Exercise directions
Pick every line from the data below that contains the string "Biblioteki" and copy it.

----------

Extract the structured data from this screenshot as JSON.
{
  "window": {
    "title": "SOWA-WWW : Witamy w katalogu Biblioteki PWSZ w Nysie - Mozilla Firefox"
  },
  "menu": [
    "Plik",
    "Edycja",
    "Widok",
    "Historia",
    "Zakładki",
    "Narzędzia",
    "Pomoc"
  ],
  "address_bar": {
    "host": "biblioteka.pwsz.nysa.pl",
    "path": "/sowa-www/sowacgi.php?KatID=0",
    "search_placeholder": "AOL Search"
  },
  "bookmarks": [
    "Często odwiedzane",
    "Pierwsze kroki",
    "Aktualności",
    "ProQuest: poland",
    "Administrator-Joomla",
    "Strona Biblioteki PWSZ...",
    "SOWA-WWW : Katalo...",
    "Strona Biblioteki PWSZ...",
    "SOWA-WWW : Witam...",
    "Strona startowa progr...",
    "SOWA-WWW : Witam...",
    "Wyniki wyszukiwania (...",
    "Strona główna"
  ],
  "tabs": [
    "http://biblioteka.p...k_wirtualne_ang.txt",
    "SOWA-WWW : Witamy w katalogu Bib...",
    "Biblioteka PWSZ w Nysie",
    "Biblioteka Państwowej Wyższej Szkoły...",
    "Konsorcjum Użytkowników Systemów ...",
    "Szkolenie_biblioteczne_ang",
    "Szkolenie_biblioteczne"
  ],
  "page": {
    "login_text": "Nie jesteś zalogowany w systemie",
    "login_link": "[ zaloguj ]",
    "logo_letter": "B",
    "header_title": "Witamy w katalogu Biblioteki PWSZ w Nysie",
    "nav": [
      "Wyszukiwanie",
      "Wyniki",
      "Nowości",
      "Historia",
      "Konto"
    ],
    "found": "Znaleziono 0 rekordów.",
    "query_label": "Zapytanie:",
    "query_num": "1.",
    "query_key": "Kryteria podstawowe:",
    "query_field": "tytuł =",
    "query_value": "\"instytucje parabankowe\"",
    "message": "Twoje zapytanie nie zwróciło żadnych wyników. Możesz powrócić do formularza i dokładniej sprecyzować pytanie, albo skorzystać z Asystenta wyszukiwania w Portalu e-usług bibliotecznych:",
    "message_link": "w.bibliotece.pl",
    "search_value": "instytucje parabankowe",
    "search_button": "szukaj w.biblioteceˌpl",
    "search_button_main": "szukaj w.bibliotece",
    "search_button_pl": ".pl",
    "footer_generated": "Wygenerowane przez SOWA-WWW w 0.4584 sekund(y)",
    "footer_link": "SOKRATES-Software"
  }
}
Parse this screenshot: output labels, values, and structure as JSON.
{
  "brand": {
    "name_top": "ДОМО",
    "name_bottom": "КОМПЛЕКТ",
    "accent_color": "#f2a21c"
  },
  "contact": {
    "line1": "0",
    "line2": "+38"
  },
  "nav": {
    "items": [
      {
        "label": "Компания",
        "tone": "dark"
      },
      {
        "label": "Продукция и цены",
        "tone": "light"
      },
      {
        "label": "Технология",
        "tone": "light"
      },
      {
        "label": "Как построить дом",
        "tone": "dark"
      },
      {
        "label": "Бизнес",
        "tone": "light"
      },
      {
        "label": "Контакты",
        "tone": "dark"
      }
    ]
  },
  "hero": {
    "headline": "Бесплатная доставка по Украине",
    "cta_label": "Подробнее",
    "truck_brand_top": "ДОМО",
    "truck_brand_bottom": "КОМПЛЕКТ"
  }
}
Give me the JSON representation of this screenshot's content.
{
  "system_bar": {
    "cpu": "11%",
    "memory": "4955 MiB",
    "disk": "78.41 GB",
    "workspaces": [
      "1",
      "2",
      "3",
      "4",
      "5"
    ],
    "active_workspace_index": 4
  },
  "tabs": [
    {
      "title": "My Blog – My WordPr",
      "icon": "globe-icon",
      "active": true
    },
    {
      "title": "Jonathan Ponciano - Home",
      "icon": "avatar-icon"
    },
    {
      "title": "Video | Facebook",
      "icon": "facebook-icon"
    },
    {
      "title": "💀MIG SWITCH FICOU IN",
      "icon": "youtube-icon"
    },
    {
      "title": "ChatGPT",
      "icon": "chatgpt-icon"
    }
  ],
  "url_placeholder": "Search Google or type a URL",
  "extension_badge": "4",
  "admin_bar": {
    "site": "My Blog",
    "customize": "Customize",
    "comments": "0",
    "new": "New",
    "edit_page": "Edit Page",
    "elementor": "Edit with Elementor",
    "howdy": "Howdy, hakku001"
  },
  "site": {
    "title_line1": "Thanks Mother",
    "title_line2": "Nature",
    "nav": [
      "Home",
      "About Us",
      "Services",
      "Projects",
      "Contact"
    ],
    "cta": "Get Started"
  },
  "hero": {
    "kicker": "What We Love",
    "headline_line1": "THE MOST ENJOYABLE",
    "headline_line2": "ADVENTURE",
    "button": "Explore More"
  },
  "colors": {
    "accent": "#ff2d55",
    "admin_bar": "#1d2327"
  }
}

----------

Written response
    "title": "SOWA-WWW : Witamy w katalogu Biblioteki PWSZ w Nysie - Mozilla Firefox"
    "Strona Biblioteki PWSZ...",
    "Strona Biblioteki PWSZ...",
    "header_title": "Witamy w katalogu Biblioteki PWSZ w Nysie",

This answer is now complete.